Triseum CEO and Gaming Icon André Thomas Takes the Stage at Intentional Play Summit

Bryan, TX and Mountain View, CA – October 6, 2016 – The power of game-based learning is emerging, and this week’s Intentional Play Summit is gathering some of the biggest names in the space to explore meaningful gameplay as a means to teach and motivate. Trisuem CEO, André Thomas, is part of the impressive line-up, leading an interactive session on the impact of game-based learning in higher education, as well as lessons learned and best practices from his experience designing games that resonate with students and lead to more productive learning experiences.   “Immersing learners in an experience that they can relate to – one that transforms static course materials and creates a highly interactive encounter – creates an entirely new opportunity to engage learners,” said Thomas. “That said, effective game creation that students will buy into takes extensive expertise and research, not to mention a lot of iteration.
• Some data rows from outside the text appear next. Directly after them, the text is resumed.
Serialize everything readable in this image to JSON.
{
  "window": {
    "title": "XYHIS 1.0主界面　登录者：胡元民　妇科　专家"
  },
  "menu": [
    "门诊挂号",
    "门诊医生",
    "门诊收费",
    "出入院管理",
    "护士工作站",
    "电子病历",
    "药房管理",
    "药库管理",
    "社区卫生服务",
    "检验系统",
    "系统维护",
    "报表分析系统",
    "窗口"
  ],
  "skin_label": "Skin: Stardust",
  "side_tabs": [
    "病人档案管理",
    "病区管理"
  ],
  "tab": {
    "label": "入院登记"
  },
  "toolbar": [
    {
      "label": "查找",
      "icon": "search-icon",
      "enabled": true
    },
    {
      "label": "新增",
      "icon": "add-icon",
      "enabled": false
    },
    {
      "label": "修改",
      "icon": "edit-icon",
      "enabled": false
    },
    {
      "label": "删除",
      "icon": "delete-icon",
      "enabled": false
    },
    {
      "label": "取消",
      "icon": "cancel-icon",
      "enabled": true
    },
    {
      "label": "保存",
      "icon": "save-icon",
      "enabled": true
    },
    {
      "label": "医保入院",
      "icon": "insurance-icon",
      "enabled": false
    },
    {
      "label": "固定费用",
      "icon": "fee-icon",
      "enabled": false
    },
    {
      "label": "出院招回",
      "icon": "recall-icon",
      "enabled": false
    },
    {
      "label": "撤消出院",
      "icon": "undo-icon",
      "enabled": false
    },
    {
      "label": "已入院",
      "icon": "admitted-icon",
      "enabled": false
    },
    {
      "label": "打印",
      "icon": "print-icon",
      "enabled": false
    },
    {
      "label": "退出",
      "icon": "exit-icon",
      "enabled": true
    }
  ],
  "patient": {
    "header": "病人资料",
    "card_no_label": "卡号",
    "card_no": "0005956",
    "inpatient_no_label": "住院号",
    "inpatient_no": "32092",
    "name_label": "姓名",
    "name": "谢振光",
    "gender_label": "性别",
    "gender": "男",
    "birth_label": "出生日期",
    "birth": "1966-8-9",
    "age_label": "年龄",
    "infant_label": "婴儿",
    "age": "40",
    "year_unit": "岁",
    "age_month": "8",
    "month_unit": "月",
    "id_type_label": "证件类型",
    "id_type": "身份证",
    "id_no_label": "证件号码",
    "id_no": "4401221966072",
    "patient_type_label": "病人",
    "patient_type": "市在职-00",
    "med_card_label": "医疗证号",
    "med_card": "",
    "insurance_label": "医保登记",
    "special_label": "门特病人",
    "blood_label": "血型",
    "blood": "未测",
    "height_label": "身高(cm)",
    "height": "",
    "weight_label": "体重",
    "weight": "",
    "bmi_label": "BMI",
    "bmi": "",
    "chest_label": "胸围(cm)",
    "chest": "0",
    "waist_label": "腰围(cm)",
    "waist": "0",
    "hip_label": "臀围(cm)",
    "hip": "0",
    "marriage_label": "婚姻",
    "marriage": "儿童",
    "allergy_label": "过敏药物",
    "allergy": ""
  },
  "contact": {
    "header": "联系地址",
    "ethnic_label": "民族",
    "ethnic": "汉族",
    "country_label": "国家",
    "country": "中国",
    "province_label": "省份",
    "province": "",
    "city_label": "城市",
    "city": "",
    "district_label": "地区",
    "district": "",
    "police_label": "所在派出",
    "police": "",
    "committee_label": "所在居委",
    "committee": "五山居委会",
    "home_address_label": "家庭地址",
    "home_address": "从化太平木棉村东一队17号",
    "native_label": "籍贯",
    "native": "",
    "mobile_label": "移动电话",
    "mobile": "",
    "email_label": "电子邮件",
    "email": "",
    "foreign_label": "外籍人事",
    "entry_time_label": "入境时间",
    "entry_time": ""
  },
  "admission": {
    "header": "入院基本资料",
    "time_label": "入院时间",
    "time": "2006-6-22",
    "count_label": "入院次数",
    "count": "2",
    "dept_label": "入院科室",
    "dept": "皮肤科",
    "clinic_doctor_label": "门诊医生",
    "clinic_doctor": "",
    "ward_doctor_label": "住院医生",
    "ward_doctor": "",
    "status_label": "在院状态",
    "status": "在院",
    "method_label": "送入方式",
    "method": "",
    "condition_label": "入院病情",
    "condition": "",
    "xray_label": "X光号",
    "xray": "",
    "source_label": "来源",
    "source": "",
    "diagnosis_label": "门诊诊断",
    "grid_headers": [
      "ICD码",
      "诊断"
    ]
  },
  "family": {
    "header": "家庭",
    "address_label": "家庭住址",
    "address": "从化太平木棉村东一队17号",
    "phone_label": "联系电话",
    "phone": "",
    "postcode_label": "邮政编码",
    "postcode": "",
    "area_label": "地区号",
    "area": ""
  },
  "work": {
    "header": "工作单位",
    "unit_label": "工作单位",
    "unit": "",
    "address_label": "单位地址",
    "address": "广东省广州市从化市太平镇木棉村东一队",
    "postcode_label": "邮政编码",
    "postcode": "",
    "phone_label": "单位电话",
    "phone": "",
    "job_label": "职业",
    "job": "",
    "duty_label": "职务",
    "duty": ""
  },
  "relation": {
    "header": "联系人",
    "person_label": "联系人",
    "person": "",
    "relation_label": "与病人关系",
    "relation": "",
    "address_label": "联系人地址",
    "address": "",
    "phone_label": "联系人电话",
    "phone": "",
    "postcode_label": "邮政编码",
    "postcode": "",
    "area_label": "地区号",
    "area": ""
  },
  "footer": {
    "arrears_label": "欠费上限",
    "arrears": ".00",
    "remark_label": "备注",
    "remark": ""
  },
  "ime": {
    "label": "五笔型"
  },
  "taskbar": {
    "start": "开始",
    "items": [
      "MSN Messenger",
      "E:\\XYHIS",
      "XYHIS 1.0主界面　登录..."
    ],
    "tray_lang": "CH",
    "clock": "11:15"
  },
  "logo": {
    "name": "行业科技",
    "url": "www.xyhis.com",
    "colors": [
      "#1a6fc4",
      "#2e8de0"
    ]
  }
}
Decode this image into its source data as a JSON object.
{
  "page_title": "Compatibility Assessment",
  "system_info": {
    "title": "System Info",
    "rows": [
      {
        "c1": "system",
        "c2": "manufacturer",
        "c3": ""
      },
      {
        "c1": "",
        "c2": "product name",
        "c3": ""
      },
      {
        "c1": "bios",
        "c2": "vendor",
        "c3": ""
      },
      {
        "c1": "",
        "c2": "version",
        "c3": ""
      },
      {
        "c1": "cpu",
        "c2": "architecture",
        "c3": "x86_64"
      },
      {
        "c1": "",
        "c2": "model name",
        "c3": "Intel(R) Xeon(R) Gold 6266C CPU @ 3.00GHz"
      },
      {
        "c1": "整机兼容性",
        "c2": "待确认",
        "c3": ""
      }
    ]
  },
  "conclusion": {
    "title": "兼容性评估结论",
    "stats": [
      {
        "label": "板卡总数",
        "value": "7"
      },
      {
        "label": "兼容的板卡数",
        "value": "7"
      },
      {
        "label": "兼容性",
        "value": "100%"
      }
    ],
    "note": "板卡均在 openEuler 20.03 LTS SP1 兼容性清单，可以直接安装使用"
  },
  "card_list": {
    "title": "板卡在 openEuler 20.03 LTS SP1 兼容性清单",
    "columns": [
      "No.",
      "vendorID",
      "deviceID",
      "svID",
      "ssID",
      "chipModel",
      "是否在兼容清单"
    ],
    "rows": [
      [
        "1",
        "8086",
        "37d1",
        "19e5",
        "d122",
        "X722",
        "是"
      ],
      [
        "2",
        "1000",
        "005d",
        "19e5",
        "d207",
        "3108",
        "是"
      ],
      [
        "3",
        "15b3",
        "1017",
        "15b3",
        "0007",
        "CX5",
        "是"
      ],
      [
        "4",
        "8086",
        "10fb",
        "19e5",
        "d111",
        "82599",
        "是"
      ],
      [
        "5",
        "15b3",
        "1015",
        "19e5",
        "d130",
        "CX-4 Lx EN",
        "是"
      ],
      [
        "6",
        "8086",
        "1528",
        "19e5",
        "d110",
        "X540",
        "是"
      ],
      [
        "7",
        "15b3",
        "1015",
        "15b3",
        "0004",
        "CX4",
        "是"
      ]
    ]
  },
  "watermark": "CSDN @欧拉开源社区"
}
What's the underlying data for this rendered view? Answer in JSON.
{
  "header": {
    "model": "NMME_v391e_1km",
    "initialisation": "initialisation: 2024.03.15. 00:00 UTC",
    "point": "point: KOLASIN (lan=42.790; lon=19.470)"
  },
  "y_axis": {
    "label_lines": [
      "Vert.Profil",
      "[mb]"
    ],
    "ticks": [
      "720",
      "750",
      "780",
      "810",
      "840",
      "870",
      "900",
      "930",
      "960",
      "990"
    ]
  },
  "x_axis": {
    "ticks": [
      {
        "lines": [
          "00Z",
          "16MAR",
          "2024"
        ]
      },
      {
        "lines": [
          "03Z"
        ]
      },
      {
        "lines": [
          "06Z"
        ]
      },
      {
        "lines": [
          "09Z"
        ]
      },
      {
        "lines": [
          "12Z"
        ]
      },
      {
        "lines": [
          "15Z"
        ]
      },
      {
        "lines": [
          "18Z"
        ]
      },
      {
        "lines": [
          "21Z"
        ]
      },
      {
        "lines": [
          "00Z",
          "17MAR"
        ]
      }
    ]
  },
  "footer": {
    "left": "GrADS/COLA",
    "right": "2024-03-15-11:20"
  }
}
Students are sophisticated in nature and want to connect with their content in a way that mirrors the innovation and imagination they are seeing in their games for entertainment. Highly productive game-based learning is no small task, yet when done correctly, has the potential to not only help students retain more information, but students have more fun in the process.”   Relying on his 20+ years in CGI production, most recently as the Head of Graphics – Football for EA Sports Football games, Thomas will showcase ARTé: Mecenas, Trisuem’s strategy game that transports students into the Renaissance era, enabling targeted learning outcomes designed to enhance Art History courses. In “ARTé: Mecenas – Challenges in Creating a Learning Game for the Liberal Arts,” Thomas will talk about the hurdles he and his team faced when creating the game, tactics to ensure an academically rigorous, yet enjoyable experience, and tips to avoid the pitfalls often associated with academic game development.   ARTé: Mecenas is also among a select group of games that will be featured in the Summit’s on-site arcade. Attendees will be able to demo the game and experience first-hand how students navigate through the games and how the content complements traditional Art History curriculum.   The Intentional Play Summit kicks off October 7th at The Computer History Museum in Mountain View, CA. The event was founded to inspire bigger and bolder conversations about how to make better games for learning and meaningful purpose, as well as make better use of those games.